International news agencies cited officials as saying $700,000 had been paid.
The Danish-owned vessel had four Russian crew members, a British captain, and an Irish engineer on board.
The pirates operating in Somalia's northern region of Puntland captured the Russian ship off the Horn of Africa and took the crew hostage during a voyage from St. Petersburg, around Africa, to Russia's Far Eastern island of Sakhalin, where it was intended for use in oil and natural gas projects.
The company that owns the tugboat - Svitzer Wijsmuller Sakhalin Ltd. - has been contracted by Sakhalin Energy, the operator of a vast oil and gas project off Sakhalin, to transport ships to the region.
Pirate attacks are a common occurrence off Somalia's coast, and in the past several vessels carrying United Nations aid to the country have been targeted. Attackers usually seize cargo, money and other valuables, but rarely capture ships or crew members.

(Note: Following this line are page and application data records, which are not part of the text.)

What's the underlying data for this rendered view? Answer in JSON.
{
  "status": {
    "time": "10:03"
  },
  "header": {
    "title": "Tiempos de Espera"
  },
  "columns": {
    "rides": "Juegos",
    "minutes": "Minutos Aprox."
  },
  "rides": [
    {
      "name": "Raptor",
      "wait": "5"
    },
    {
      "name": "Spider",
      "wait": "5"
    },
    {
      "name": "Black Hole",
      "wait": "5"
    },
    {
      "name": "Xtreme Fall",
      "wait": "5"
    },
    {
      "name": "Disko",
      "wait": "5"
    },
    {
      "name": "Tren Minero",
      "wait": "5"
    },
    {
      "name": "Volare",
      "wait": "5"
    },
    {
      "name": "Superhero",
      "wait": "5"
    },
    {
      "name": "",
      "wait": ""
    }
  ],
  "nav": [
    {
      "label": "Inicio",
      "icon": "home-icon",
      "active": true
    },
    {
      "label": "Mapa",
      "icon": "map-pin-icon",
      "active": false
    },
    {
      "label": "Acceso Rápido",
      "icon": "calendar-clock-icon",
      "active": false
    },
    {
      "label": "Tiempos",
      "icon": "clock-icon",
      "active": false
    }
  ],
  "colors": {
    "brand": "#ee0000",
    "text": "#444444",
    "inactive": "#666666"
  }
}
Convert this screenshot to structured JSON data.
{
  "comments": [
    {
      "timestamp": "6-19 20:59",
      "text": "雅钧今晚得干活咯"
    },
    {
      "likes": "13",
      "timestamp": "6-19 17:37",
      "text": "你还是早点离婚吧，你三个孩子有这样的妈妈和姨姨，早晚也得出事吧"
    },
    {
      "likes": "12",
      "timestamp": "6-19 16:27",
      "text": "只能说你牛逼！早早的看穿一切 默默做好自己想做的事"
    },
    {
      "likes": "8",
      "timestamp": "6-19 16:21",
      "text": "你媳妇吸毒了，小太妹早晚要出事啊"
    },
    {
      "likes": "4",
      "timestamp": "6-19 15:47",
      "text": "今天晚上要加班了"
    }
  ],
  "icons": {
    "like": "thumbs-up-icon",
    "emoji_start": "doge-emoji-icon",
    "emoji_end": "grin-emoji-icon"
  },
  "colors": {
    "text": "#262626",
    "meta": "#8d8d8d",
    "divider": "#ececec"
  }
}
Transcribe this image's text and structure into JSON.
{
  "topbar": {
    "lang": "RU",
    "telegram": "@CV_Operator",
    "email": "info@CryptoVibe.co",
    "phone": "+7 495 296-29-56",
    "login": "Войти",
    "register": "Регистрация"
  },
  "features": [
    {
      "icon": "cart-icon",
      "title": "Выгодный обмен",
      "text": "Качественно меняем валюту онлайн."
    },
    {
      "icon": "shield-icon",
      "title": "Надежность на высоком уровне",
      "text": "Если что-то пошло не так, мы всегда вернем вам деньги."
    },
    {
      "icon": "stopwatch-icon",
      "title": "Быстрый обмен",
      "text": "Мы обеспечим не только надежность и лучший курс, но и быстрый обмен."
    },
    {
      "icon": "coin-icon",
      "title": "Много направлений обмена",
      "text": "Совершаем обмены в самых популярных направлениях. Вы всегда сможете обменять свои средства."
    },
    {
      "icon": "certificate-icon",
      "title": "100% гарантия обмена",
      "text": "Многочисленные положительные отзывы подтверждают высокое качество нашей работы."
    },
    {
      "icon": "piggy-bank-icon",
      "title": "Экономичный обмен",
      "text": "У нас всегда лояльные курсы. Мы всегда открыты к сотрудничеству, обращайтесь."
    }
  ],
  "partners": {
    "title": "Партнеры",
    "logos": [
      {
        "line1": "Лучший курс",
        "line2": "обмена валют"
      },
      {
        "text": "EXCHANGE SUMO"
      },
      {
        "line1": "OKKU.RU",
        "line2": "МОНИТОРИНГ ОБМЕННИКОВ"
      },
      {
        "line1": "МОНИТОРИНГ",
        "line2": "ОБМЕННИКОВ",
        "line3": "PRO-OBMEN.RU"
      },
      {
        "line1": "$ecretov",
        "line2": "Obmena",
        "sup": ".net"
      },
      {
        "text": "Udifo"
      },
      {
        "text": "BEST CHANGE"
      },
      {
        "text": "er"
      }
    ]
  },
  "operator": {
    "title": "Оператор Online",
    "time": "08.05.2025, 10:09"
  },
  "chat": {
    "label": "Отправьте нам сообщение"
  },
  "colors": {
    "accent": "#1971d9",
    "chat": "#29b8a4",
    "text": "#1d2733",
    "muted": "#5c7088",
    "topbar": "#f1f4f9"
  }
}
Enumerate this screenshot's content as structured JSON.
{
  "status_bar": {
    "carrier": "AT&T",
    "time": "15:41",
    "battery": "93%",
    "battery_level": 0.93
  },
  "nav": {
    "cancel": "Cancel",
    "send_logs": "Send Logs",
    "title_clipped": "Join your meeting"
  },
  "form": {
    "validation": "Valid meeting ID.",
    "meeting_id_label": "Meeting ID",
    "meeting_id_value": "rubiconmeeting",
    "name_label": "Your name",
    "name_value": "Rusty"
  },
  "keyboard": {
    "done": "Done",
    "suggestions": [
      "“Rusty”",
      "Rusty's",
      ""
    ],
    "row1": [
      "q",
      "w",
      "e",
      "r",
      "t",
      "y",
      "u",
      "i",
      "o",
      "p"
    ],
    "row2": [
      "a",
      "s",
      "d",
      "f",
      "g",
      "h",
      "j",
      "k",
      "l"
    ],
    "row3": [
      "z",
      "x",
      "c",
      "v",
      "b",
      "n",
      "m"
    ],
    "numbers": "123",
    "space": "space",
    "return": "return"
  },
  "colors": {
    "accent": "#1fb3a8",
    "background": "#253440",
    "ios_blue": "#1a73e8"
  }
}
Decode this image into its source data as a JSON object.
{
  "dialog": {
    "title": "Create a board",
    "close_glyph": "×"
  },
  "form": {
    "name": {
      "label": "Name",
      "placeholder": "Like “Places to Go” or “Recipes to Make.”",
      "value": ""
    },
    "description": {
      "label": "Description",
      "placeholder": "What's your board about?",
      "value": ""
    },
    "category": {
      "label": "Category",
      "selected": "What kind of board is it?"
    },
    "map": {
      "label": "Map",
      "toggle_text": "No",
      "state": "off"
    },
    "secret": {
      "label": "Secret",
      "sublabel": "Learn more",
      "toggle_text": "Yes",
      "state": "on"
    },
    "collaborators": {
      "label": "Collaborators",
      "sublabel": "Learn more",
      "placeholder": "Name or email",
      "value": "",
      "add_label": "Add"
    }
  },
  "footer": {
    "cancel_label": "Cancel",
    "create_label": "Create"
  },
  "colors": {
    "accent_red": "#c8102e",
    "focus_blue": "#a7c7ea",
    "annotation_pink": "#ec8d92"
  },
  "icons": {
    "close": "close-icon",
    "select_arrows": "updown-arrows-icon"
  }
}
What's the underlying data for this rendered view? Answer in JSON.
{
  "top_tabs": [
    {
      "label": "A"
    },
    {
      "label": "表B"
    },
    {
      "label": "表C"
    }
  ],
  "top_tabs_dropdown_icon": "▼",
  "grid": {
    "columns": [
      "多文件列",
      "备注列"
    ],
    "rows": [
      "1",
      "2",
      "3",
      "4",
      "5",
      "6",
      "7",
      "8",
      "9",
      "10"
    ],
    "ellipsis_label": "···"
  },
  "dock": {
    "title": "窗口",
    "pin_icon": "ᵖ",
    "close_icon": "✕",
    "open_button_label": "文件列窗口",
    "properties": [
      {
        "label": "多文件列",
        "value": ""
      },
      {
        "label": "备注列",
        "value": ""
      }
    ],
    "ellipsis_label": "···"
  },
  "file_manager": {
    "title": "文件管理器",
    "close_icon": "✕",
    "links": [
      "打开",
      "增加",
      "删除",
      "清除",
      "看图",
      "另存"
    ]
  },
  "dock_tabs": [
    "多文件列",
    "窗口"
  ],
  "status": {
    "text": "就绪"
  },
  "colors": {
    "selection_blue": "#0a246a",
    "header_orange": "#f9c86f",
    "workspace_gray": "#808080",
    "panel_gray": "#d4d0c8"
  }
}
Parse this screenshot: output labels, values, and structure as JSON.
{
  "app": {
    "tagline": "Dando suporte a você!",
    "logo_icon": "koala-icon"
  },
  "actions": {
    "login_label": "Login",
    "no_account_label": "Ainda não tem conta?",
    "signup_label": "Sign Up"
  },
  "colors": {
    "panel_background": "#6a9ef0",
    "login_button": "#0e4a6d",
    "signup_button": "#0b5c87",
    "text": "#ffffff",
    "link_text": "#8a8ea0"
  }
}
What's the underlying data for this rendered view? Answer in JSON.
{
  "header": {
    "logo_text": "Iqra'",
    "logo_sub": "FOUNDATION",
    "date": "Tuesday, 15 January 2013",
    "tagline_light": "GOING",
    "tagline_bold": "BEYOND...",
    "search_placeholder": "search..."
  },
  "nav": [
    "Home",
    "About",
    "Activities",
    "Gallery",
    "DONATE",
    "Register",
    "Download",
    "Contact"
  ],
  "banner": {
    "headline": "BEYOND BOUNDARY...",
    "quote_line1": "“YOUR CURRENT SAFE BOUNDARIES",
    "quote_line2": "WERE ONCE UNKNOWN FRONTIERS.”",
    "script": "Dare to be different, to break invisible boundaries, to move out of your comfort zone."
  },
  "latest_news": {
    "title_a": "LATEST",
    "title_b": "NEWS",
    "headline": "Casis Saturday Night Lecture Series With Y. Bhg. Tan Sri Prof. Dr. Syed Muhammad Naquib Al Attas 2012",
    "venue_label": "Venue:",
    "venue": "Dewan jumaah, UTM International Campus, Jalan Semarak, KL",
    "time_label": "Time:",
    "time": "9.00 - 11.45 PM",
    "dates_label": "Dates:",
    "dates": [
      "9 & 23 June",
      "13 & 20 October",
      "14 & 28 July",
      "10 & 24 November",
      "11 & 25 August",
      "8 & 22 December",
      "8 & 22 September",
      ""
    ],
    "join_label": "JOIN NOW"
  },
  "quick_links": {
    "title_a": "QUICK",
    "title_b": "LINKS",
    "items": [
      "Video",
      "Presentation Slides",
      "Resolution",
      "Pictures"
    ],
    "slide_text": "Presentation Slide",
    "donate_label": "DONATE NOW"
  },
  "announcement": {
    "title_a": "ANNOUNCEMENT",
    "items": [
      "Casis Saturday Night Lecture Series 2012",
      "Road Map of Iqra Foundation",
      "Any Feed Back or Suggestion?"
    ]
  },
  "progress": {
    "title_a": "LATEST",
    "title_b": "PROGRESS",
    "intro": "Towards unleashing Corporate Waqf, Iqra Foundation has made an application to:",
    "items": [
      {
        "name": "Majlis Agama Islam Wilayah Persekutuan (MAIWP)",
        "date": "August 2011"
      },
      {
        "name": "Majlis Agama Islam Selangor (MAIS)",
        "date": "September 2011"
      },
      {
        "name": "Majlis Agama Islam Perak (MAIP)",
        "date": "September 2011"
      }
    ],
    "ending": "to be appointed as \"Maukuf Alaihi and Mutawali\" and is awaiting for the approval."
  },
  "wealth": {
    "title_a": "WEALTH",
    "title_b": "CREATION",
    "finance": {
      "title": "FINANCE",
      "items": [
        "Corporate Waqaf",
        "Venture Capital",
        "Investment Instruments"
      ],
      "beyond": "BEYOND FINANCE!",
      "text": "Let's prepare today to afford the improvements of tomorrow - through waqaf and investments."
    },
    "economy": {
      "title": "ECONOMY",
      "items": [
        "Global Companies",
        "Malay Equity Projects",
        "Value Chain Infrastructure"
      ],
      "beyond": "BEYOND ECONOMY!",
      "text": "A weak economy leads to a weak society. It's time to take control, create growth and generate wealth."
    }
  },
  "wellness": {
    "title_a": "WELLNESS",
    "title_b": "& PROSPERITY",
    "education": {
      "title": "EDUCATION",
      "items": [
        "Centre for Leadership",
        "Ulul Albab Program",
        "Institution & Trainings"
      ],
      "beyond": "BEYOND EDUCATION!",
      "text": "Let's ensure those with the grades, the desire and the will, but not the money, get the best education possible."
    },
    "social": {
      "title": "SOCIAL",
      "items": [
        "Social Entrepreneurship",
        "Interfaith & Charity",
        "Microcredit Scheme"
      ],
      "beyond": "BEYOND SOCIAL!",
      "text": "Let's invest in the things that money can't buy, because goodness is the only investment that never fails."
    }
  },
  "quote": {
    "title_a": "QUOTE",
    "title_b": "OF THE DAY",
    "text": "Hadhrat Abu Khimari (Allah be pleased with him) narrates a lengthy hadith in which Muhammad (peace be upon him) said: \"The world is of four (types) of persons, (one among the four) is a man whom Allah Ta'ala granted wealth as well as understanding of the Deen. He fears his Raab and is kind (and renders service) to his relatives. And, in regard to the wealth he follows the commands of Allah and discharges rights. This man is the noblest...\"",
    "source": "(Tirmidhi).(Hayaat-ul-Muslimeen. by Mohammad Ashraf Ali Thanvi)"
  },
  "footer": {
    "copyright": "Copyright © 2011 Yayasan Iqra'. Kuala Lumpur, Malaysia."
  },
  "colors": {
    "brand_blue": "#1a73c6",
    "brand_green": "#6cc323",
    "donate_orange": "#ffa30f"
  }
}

Add to blog
You may place this material on your blog by copying the link.
Image Galleries: Yury Gagarin: A down-to-earth person
Infographics: The Linguistic Diversity of the Planet
During Vladimir Putin’s annual Q&A session some members of the Valdai International Discussion Club asked him several questions. How united is the West in its desire to punish Russia? Which EU countries are in favour of isolating Russia? Is this even possible? And what is going on in Ukraine?